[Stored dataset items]
===============
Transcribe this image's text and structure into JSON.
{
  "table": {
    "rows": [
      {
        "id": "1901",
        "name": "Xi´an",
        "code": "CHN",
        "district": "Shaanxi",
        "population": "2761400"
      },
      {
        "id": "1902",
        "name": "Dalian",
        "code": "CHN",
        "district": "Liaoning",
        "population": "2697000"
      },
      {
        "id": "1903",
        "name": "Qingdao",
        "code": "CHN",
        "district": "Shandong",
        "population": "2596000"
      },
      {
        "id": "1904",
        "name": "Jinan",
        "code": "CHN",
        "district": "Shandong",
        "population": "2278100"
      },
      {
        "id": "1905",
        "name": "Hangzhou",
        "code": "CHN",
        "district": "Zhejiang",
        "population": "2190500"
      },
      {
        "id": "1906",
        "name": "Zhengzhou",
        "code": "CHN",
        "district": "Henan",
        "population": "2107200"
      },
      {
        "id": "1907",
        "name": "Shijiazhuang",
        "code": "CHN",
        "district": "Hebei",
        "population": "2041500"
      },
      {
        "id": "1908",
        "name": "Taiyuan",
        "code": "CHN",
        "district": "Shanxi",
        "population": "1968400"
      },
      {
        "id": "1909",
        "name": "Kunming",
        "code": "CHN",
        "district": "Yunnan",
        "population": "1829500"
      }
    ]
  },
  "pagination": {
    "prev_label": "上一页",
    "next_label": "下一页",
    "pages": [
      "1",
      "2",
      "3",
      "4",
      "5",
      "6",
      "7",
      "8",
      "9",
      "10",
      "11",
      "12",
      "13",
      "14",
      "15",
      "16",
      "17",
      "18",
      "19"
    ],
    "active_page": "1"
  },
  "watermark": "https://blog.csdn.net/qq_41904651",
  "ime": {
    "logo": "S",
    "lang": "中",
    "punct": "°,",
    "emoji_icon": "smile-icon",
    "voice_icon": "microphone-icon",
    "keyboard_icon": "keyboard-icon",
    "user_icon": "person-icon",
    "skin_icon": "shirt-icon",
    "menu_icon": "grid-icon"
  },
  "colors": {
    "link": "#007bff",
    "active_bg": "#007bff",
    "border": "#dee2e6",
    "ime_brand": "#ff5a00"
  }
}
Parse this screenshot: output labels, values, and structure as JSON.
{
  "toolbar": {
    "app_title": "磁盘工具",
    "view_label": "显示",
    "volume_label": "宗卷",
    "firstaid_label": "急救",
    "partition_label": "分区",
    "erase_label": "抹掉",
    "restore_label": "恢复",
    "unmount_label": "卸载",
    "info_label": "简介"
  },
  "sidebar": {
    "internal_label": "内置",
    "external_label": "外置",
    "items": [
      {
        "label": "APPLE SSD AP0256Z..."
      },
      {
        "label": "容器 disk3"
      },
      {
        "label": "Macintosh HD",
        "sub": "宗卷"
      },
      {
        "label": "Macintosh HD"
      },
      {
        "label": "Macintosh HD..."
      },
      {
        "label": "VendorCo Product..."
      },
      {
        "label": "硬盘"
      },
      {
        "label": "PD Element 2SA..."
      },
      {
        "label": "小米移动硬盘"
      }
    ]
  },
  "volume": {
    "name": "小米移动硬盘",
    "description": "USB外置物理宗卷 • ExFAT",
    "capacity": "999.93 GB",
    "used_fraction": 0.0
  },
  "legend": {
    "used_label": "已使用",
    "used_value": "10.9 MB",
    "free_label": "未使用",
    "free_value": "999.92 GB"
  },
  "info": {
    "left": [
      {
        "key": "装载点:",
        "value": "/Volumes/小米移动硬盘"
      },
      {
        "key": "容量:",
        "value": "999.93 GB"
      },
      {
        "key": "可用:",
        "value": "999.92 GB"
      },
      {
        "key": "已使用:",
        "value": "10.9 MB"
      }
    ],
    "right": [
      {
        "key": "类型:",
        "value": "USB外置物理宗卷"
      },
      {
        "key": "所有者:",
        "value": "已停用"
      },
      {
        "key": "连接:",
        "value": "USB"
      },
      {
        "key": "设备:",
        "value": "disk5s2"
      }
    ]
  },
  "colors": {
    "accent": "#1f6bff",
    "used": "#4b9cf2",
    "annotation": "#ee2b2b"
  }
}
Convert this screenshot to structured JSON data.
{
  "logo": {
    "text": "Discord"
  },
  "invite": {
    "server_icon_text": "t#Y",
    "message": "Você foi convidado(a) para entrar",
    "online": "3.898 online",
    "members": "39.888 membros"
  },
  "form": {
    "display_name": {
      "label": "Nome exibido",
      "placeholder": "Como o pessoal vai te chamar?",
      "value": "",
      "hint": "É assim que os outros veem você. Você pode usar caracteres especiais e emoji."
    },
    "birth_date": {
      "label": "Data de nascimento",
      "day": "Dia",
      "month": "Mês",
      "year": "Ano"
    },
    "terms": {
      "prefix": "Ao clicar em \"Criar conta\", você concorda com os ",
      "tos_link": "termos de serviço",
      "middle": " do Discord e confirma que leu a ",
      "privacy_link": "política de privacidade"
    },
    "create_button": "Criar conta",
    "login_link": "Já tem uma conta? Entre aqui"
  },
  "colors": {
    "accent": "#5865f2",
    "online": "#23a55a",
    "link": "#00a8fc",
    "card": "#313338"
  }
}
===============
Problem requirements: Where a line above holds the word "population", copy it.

Output for this exercise:
        "population": "2761400"
        "population": "2697000"
        "population": "2596000"
        "population": "2278100"
        "population": "2190500"
        "population": "2107200"
        "population": "2041500"
        "population": "1968400"
        "population": "1829500"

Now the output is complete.